You can now get your copy of Time Out Tokyo magazine delivered - we ship internationally too!
If you haven't picked up a copy of our new magazine yet, start here...
Get your copy
A celebration of everything from 'Kawaii culture' to sushi and ramen, the one-day Moshi Moshi Nippon Festival is your chance to experience contemporary Japan…
September 17, Harajuku
September 16, Harajuku
Our newsletters get the best of Tokyo delivered straight to your inbox.
Deep in the heart of Yanaka you'll find Tabi Bagel, a specialist bakery so small that you'd easily miss it. Keep your eyes open for the mini sign in the first floor window - or simply follow the crowds. Tabi's reputation is wide spread, and unless you get in there early, you're likely to miss out on the treats.

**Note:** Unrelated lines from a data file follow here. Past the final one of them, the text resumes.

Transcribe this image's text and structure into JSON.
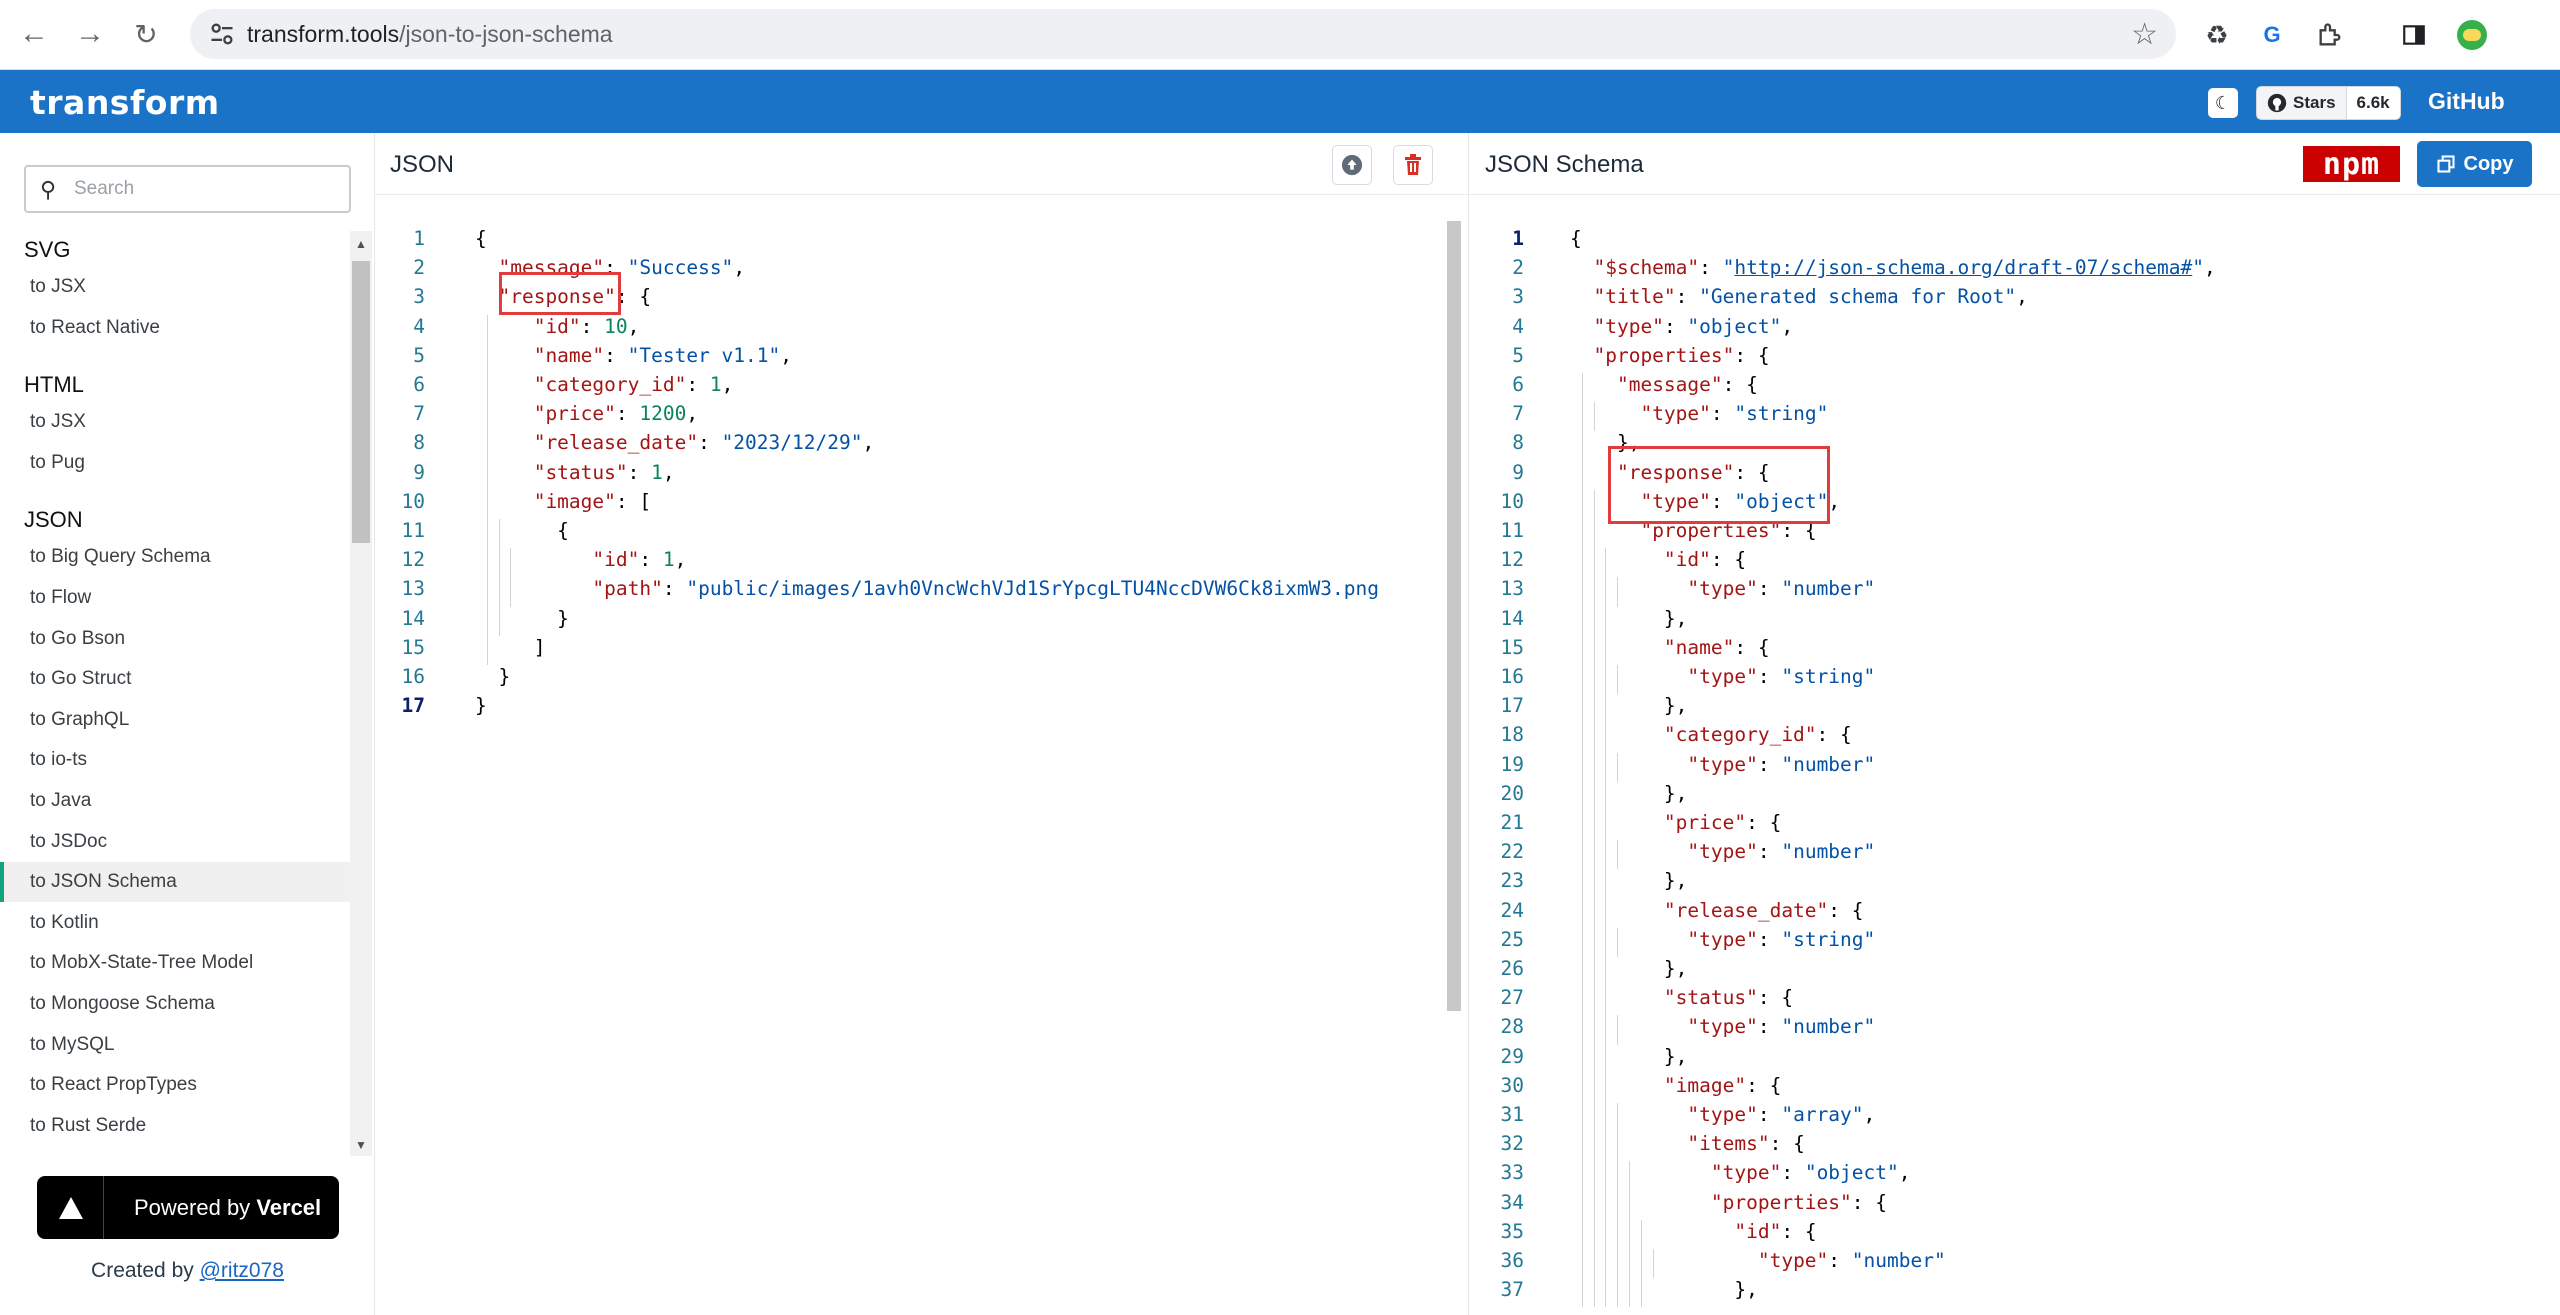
{
  "browser": {
    "url_host": "transform.tools",
    "url_path": "/json-to-json-schema"
  },
  "header": {
    "logo": "transform",
    "stars_label": "Stars",
    "stars_count": "6.6k",
    "github_label": "GitHub"
  },
  "sidebar": {
    "search_placeholder": "Search",
    "sections": [
      {
        "title": "SVG",
        "items": [
          "to JSX",
          "to React Native"
        ]
      },
      {
        "title": "HTML",
        "items": [
          "to JSX",
          "to Pug"
        ]
      },
      {
        "title": "JSON",
        "items": [
          "to Big Query Schema",
          "to Flow",
          "to Go Bson",
          "to Go Struct",
          "to GraphQL",
          "to io-ts",
          "to Java",
          "to JSDoc",
          "to JSON Schema",
          "to Kotlin",
          "to MobX-State-Tree Model",
          "to Mongoose Schema",
          "to MySQL",
          "to React PropTypes",
          "to Rust Serde"
        ]
      }
    ],
    "active_item": "to JSON Schema",
    "vercel_prefix": "Powered by",
    "vercel_brand": "Vercel",
    "created_prefix": "Created by",
    "created_author": "@ritz078"
  },
  "left_panel": {
    "title": "JSON",
    "lines": [
      "{",
      "  \"message\": \"Success\",",
      "  \"response\": {",
      "    \"id\": 10,",
      "    \"name\": \"Tester v1.1\",",
      "    \"category_id\": 1,",
      "    \"price\": 1200,",
      "    \"release_date\": \"2023/12/29\",",
      "    \"status\": 1,",
      "    \"image\": [",
      "      {",
      "        \"id\": 1,",
      "        \"path\": \"public/images/1avh0VncWchVJd1SrYpcgLTU4NccDVW6Ck8ixmW3.png",
      "      }",
      "    ]",
      "  }",
      "}"
    ]
  },
  "right_panel": {
    "title": "JSON Schema",
    "npm_label": "npm",
    "copy_label": "Copy",
    "lines": [
      "{",
      "  \"$schema\": \"http://json-schema.org/draft-07/schema#\",",
      "  \"title\": \"Generated schema for Root\",",
      "  \"type\": \"object\",",
      "  \"properties\": {",
      "    \"message\": {",
      "      \"type\": \"string\"",
      "    },",
      "    \"response\": {",
      "      \"type\": \"object\",",
      "      \"properties\": {",
      "        \"id\": {",
      "          \"type\": \"number\"",
      "        },",
      "        \"name\": {",
      "          \"type\": \"string\"",
      "        },",
      "        \"category_id\": {",
      "          \"type\": \"number\"",
      "        },",
      "        \"price\": {",
      "          \"type\": \"number\"",
      "        },",
      "        \"release_date\": {",
      "          \"type\": \"string\"",
      "        },",
      "        \"status\": {",
      "          \"type\": \"number\"",
      "        },",
      "        \"image\": {",
      "          \"type\": \"array\",",
      "          \"items\": {",
      "            \"type\": \"object\",",
      "            \"properties\": {",
      "              \"id\": {",
      "                \"type\": \"number\"",
      "              },"
    ]
  },
  "colors": {
    "accent": "#1a73c7",
    "key": "#a31515",
    "string": "#0451a5",
    "number": "#098658",
    "highlight": "#e03c3c"
  }
}
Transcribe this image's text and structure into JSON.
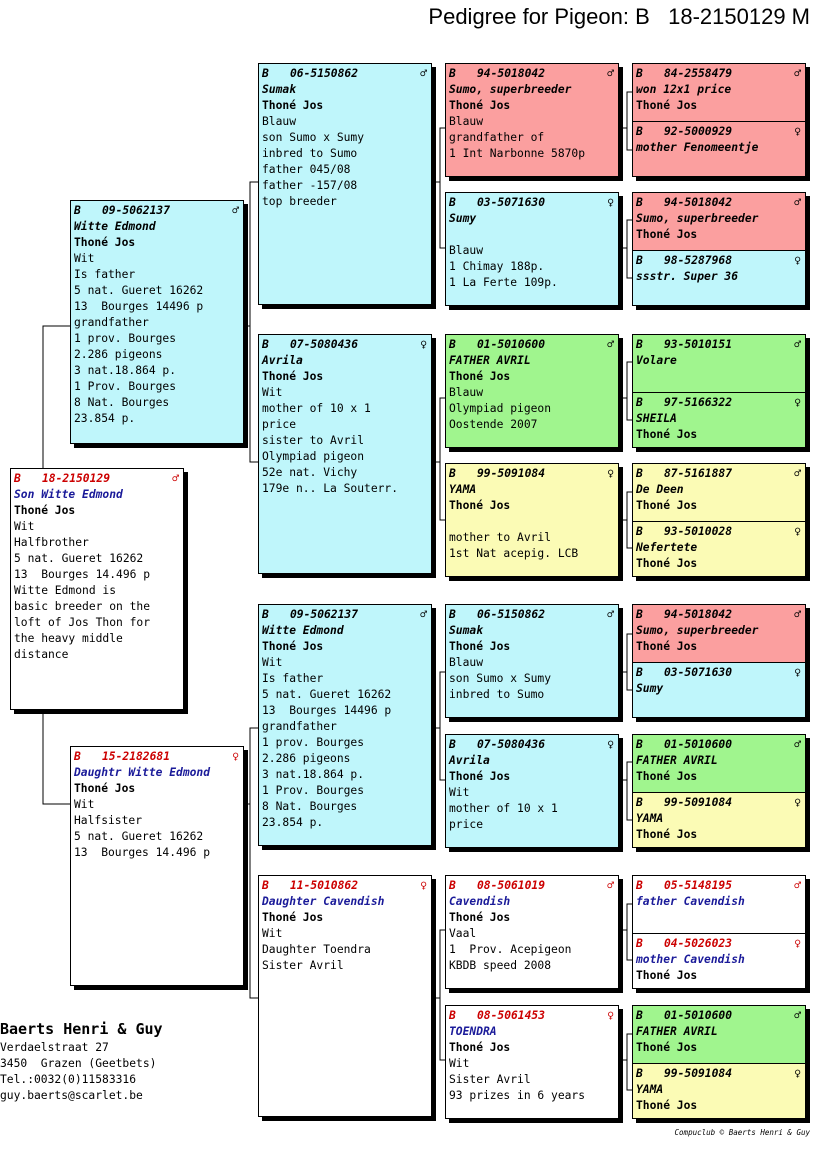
{
  "title": "Pedigree for Pigeon: B   18-2150129 M",
  "subject": {
    "cc": "B",
    "ring": "18-2150129",
    "sex": "♂",
    "name": "Son Witte Edmond",
    "owner": "Thoné Jos",
    "lines": [
      "Wit",
      "Halfbrother",
      "5 nat. Gueret 16262",
      "13  Bourges 14.496 p",
      "Witte Edmond is",
      "basic breeder on the",
      "loft of Jos Thon for",
      "the heavy middle",
      "distance"
    ]
  },
  "sibling": {
    "cc": "B",
    "ring": "15-2182681",
    "sex": "♀",
    "name": "Daughtr Witte Edmond",
    "owner": "Thoné Jos",
    "lines": [
      "Wit",
      "Halfsister",
      "5 nat. Gueret 16262",
      "13  Bourges 14.496 p"
    ]
  },
  "p1": {
    "cc": "B",
    "ring": "09-5062137",
    "sex": "♂",
    "name": "Witte Edmond",
    "owner": "Thoné Jos",
    "lines": [
      "Wit",
      "Is father",
      "5 nat. Gueret 16262",
      "13  Bourges 14496 p",
      "grandfather",
      "1 prov. Bourges",
      "2.286 pigeons",
      "3 nat.18.864 p.",
      "1 Prov. Bourges",
      "8 Nat. Bourges",
      "23.854 p."
    ]
  },
  "gp1": {
    "cc": "B",
    "ring": "06-5150862",
    "sex": "♂",
    "name": "Sumak",
    "owner": "Thoné Jos",
    "lines": [
      "Blauw",
      "son Sumo x Sumy",
      "inbred to Sumo",
      "father 045/08",
      "father -157/08",
      "top breeder"
    ]
  },
  "gp2": {
    "cc": "B",
    "ring": "07-5080436",
    "sex": "♀",
    "name": "Avrila",
    "owner": "Thoné Jos",
    "lines": [
      "Wit",
      "mother of 10 x 1",
      "price",
      "sister to Avril",
      "Olympiad pigeon",
      "52e nat. Vichy",
      "179e n.. La Souterr."
    ]
  },
  "gp3": {
    "cc": "B",
    "ring": "09-5062137",
    "sex": "♂",
    "name": "Witte Edmond",
    "owner": "Thoné Jos",
    "lines": [
      "Wit",
      "Is father",
      "5 nat. Gueret 16262",
      "13  Bourges 14496 p",
      "grandfather",
      "1 prov. Bourges",
      "2.286 pigeons",
      "3 nat.18.864 p.",
      "1 Prov. Bourges",
      "8 Nat. Bourges",
      "23.854 p."
    ]
  },
  "gp4": {
    "cc": "B",
    "ring": "11-5010862",
    "sex": "♀",
    "name": "Daughter Cavendish",
    "owner": "Thoné Jos",
    "lines": [
      "Wit",
      "Daughter Toendra",
      "Sister Avril"
    ]
  },
  "ggp1": {
    "cc": "B",
    "ring": "94-5018042",
    "sex": "♂",
    "name": "Sumo, superbreeder",
    "owner": "Thoné Jos",
    "lines": [
      "Blauw",
      "grandfather of",
      "1 Int Narbonne 5870p"
    ]
  },
  "ggp2": {
    "cc": "B",
    "ring": "03-5071630",
    "sex": "♀",
    "name": "Sumy",
    "owner": "",
    "lines": [
      "Blauw",
      "1 Chimay 188p.",
      "1 La Ferte 109p."
    ]
  },
  "ggp3": {
    "cc": "B",
    "ring": "01-5010600",
    "sex": "♂",
    "name": "FATHER AVRIL",
    "owner": "Thoné Jos",
    "lines": [
      "Blauw",
      "Olympiad pigeon",
      "Oostende 2007"
    ]
  },
  "ggp4": {
    "cc": "B",
    "ring": "99-5091084",
    "sex": "♀",
    "name": "YAMA",
    "owner": "Thoné Jos",
    "lines": [
      "mother to Avril",
      "1st Nat acepig. LCB"
    ]
  },
  "ggp5": {
    "cc": "B",
    "ring": "06-5150862",
    "sex": "♂",
    "name": "Sumak",
    "owner": "Thoné Jos",
    "lines": [
      "Blauw",
      "son Sumo x Sumy",
      "inbred to Sumo"
    ]
  },
  "ggp6": {
    "cc": "B",
    "ring": "07-5080436",
    "sex": "♀",
    "name": "Avrila",
    "owner": "Thoné Jos",
    "lines": [
      "Wit",
      "mother of 10 x 1",
      "price"
    ]
  },
  "ggp7": {
    "cc": "B",
    "ring": "08-5061019",
    "sex": "♂",
    "name": "Cavendish",
    "owner": "Thoné Jos",
    "lines": [
      "Vaal",
      "1  Prov. Acepigeon",
      "KBDB speed 2008"
    ]
  },
  "ggp8": {
    "cc": "B",
    "ring": "08-5061453",
    "sex": "♀",
    "name": "TOENDRA",
    "owner": "Thoné Jos",
    "lines": [
      "Wit",
      "Sister Avril",
      "93 prizes in 6 years"
    ]
  },
  "g5": [
    {
      "cc": "B",
      "ring": "84-2558479",
      "sex": "♂",
      "name": "won 12x1 price",
      "owner": "Thoné Jos"
    },
    {
      "cc": "B",
      "ring": "92-5000929",
      "sex": "♀",
      "name": "mother Fenomeentje",
      "owner": ""
    },
    {
      "cc": "B",
      "ring": "94-5018042",
      "sex": "♂",
      "name": "Sumo, superbreeder",
      "owner": "Thoné Jos"
    },
    {
      "cc": "B",
      "ring": "98-5287968",
      "sex": "♀",
      "name": "ssstr. Super 36",
      "owner": ""
    },
    {
      "cc": "B",
      "ring": "93-5010151",
      "sex": "♂",
      "name": "Volare",
      "owner": ""
    },
    {
      "cc": "B",
      "ring": "97-5166322",
      "sex": "♀",
      "name": "SHEILA",
      "owner": "Thoné Jos"
    },
    {
      "cc": "B",
      "ring": "87-5161887",
      "sex": "♂",
      "name": "De Deen",
      "owner": "Thoné Jos"
    },
    {
      "cc": "B",
      "ring": "93-5010028",
      "sex": "♀",
      "name": "Nefertete",
      "owner": "Thoné Jos"
    },
    {
      "cc": "B",
      "ring": "94-5018042",
      "sex": "♂",
      "name": "Sumo, superbreeder",
      "owner": "Thoné Jos"
    },
    {
      "cc": "B",
      "ring": "03-5071630",
      "sex": "♀",
      "name": "Sumy",
      "owner": ""
    },
    {
      "cc": "B",
      "ring": "01-5010600",
      "sex": "♂",
      "name": "FATHER AVRIL",
      "owner": "Thoné Jos"
    },
    {
      "cc": "B",
      "ring": "99-5091084",
      "sex": "♀",
      "name": "YAMA",
      "owner": "Thoné Jos"
    },
    {
      "cc": "B",
      "ring": "05-5148195",
      "sex": "♂",
      "name": "father Cavendish",
      "owner": ""
    },
    {
      "cc": "B",
      "ring": "04-5026023",
      "sex": "♀",
      "name": "mother Cavendish",
      "owner": "Thoné Jos"
    },
    {
      "cc": "B",
      "ring": "01-5010600",
      "sex": "♂",
      "name": "FATHER AVRIL",
      "owner": "Thoné Jos"
    },
    {
      "cc": "B",
      "ring": "99-5091084",
      "sex": "♀",
      "name": "YAMA",
      "owner": "Thoné Jos"
    }
  ],
  "breeder": {
    "name": "Baerts Henri & Guy",
    "address": "Verdaelstraat 27",
    "city": "3450  Grazen (Geetbets)",
    "phone": "Tel.:0032(0)11583316",
    "email": "guy.baerts@scarlet.be"
  },
  "footer": "Compuclub © Baerts Henri & Guy",
  "colors": {
    "cyan": "#bff6fb",
    "red": "#fb9f9f",
    "green": "#a0f58e",
    "yellow": "#fbfbb5",
    "hen_red": "#cc0000",
    "name_blue": "#1a1a99"
  }
}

The tiny front room shop serves simple but lovingly prepared bagels, made from ingredients imported from as far off as Manitoba. The key to its success, however, is a refusal to experiment heavily with the recipe. Plain, raisin and the slightly more adventurous dukkah - an Egyptian blend of spices - are the three big sellers, so that's where the baker puts his efforts. Occasional variations do occur, of course, and on our visit we tried the grain and orange peel bagel, subtly flavoured and perfectly textured. Our only regret was that we didn't get there early enough to try it fresh from the oven.
Tabi Bagel (which translates as 'travel bagel') is not big enough to house an eat in section, so you're obliged to eat your treat on the hoof, which - given that you're in Yanaka - is no bad thing at all.
Bill (for one)
Grain and orange peel bagel, ¥220